Modern Healthcare has published online video interviews with some of its “Best Places to Work” winners, including Rick Merrill, president and CEO of Cook Children’s Healthcare System in Fort Worth. In the video, Merrill discusses what it takes to make employees and patients happy. He also shares his plan to integrate companies that provide care for Cook Children’s patients to help make the Fort Worth area one of the healthiest place to raise a child. To see the full video interview, click here.

Tarrant County Project Access Completes Successful First Year

M.D. Jahangir, a convenience store clerk, felt hopeless. He had cataracts in both eyes. He had three near misses on auto accidents. He was also laid off because he couldn’t drive himself to work and was making too many mistakes as a cashier. Jahangir was referred to Tarrant County Medical Society’s Project Access (PATC) for surgery. His worst eye was repaired, and is awaiting surgery on his other eye. “After surgery, I opened my eyes and saw everything clearly for the first time in many years. I was so excited to actually distinguish road signs, cars, and trees. I was so… Full Story

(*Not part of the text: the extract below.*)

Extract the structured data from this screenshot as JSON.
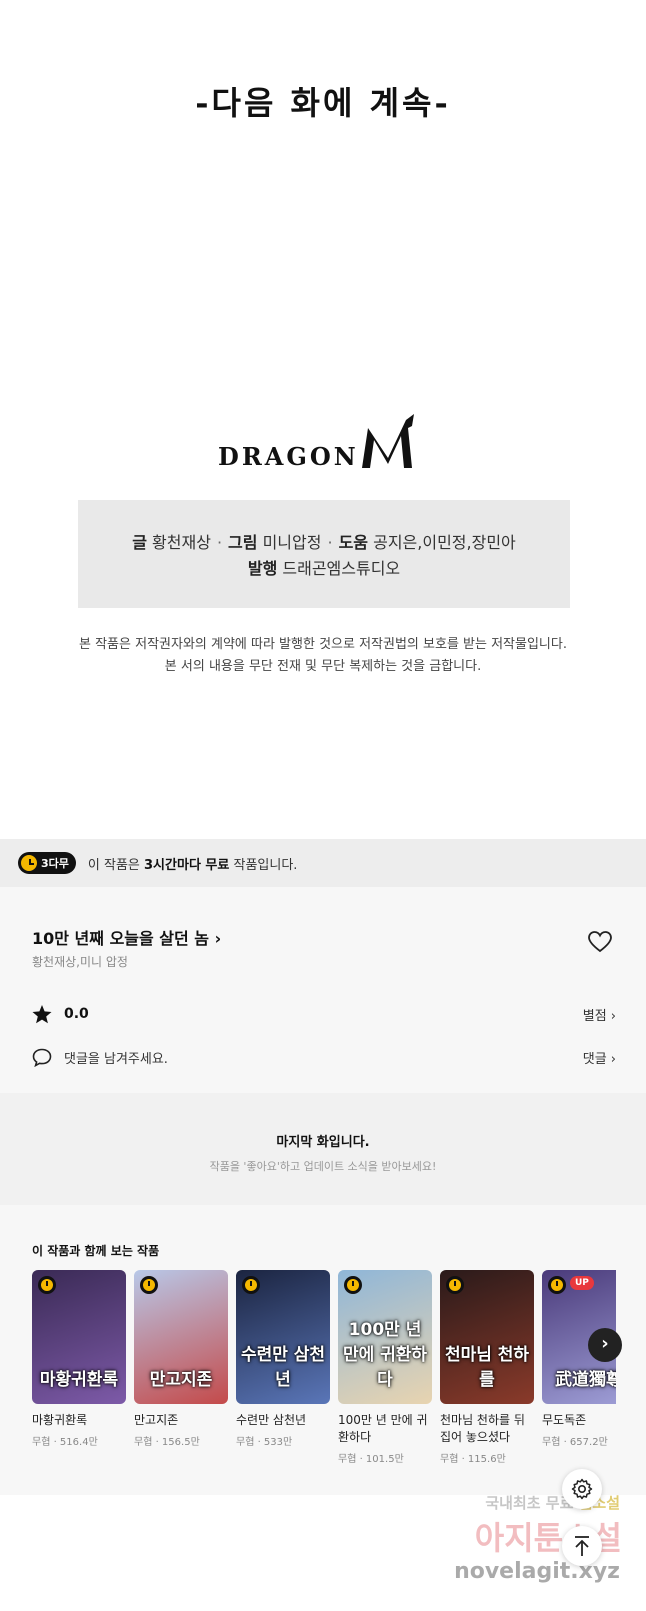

Fort Worth’s Healthpoint Biotherapeutics Sold to UK Company for $782 Million

Smith & Nephew of London has agreed to acquire Fort Worth-based Healthpoint Biotherapeutics for $782 million in an all-cash deal. The acquisition is expected to close next month, subject to regulatory approval. Privately owned Healthpoint Biotherapeutics was founded in 1992 by Paul Dorman, chairman and CEO. It specializes in acute, chronic, and burn-related wound care. Its lead commercial product is its Collagenase Santyl product. It also just completed a second successful trial of a promising new cell therapy product (see additional info below). A third trial is under way. “Healthpoint and Smith & Nephew have much in common,” Dorman said, in a statement.… Full Story

Insurance Prior Authorization “Unfunded Mandate,” Keller Physician Says

Keller family physician Erica Swegler was quoted earlier this year in an article in The Wall Street Journal about the growing number of insurance company prior authorizations for treatments. She said approvals take 48-72 hours and “costs me a tremendous amount of time. It’s a huge headache.” But that, she told D Healthcare Daily, is only part of the story. Swegler contends that prior authorization “is a symptom of a broken payment system. It is an unfunded mandate because healthcare isn’t paid for properly. Prior authorization does not address waste and abuse.” She believes insurance companies should focus on the top 10… Full Story

Moncrief Cancer Institute Unveils New Fort Worth Facility Today

The Moncrief Cancer Institute will unveil its $22 million cancer center today in the Fort Worth Medical District. The organization will hold an invitation-only dedication at 11:30 a.m. and conduct an open house at 4 p.m. at 400 W. Magnolia Ave. The 4-acre, 60,000-square-foot facility includes Moncrief’s Community Survivorship Clinic, along with an expanded fitness center, demonstration kitchen, and an education center featuring a 90-seat auditorium. It also includes areas for patient genetics counseling and evaluation for participation in UT Southwestern-based clinical trials of newly developed drugs. The institute is a nonprofit cancer prevention and support center. An affiliate of… Full Story